FOMO? Investors Fear Missing Out as Companies Stay Private for Longer
Many companies are staying private for longer before deciding to go public—if they do so at all. But what does that mean for investors? Our Head of Equities, Stephen Dover, says the type of gains many stocks have seen right after their public-market launches could be a thing of the past. He also makes the case that this private-for-longer trend favors active managers who can invest in these companies at a potentially faster stage of growth.
I’m often asked by investors about the advantages that an actively managed mutual fund offers over a passive fund. In light of the recent high-profile initial public offerings of Uber, Lyft and Pinterest, I would call attention to the fact that many actively managed mutual funds have access to companies that aren’t yet listed on a stock exchange.
Many companies today are staying private for longer periods of time before deciding to go public—if they do so at all—and this “private-for-longer” trend has some significant implications for investors and the market.
All US companies start out as privately held—many as small family businesses. As a company starts to grow, often outside capital is needed to continue to expand and fuel the business. Staying private can make raising that capital (that is, finding outside investors) more difficult. However, that challenge isn’t as big as it used to be.
Today, many companies no longer feel the need to list on a public market like the New York Stock Exchange, NASDAQ or other global stock exchange to raise money via an initial public offering (IPO). “New economy” companies in particular are more easily able to obtain funding without going public. So, these companies are often staying private for longer.

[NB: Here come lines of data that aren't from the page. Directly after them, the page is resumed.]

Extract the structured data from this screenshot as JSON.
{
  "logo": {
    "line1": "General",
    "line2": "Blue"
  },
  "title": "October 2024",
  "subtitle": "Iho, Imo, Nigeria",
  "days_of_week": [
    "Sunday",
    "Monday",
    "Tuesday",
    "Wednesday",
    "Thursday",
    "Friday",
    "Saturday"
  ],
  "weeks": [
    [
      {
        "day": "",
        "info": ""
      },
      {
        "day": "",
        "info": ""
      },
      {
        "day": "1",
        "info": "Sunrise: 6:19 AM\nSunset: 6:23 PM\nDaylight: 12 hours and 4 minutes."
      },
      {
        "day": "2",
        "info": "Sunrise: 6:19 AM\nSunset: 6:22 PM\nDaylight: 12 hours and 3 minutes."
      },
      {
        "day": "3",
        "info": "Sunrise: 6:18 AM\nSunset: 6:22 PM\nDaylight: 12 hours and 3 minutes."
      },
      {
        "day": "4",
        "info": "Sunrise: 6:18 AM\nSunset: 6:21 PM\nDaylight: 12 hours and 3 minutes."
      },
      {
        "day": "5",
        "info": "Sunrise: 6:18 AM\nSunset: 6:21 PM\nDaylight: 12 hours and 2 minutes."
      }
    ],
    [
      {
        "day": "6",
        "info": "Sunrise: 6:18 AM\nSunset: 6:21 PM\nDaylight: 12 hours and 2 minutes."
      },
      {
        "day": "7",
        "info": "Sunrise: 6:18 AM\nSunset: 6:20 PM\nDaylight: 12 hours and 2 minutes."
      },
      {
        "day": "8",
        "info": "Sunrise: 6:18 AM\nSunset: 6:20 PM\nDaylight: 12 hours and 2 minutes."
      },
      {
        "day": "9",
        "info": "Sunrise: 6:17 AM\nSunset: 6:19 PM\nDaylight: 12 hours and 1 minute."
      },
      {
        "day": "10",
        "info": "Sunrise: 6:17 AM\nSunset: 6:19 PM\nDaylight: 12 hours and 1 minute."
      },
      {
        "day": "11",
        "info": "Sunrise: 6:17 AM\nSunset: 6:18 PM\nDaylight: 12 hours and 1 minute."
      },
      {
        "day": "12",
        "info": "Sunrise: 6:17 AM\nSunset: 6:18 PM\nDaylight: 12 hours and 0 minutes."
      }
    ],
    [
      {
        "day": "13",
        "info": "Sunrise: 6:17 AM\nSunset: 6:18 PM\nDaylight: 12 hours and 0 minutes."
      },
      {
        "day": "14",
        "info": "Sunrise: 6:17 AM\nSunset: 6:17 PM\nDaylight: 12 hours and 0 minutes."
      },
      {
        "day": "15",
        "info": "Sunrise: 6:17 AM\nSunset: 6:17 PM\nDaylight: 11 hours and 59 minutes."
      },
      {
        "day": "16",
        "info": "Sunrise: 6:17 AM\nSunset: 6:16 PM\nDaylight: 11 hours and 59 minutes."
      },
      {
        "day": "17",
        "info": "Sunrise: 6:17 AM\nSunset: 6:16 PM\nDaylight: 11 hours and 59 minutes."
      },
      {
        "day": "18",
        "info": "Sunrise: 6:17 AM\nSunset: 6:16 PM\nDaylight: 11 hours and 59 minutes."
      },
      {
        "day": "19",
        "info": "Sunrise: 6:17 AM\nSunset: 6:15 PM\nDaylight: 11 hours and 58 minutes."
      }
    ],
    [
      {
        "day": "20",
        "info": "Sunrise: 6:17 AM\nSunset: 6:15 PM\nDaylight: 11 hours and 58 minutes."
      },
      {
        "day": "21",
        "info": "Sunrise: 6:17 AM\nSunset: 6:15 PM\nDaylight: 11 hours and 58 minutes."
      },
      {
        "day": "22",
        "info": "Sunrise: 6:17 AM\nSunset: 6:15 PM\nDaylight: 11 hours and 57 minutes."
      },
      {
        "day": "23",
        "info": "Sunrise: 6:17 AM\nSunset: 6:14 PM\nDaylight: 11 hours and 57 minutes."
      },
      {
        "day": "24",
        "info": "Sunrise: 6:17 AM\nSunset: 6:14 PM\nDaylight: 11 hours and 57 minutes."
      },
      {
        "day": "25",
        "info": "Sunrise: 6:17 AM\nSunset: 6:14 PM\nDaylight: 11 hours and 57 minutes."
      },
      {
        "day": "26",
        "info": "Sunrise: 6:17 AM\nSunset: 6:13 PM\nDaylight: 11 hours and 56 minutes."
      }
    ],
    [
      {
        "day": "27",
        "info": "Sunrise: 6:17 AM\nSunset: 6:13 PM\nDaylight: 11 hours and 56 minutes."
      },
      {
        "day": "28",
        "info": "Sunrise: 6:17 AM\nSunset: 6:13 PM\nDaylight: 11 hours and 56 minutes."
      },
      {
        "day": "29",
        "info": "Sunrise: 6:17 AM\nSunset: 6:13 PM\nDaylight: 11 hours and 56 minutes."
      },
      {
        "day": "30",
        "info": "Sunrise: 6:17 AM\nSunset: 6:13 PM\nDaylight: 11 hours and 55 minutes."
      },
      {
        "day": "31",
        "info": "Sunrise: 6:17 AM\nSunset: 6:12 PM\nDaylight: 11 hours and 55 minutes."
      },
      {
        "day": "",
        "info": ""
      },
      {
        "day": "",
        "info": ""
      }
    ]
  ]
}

Going public can allow a company to quickly raise lots of capital from a large number of shareholders. It also means a company has to answer to those shareholders and follow greater regulatory requirements, and it can cost a lot of money to list.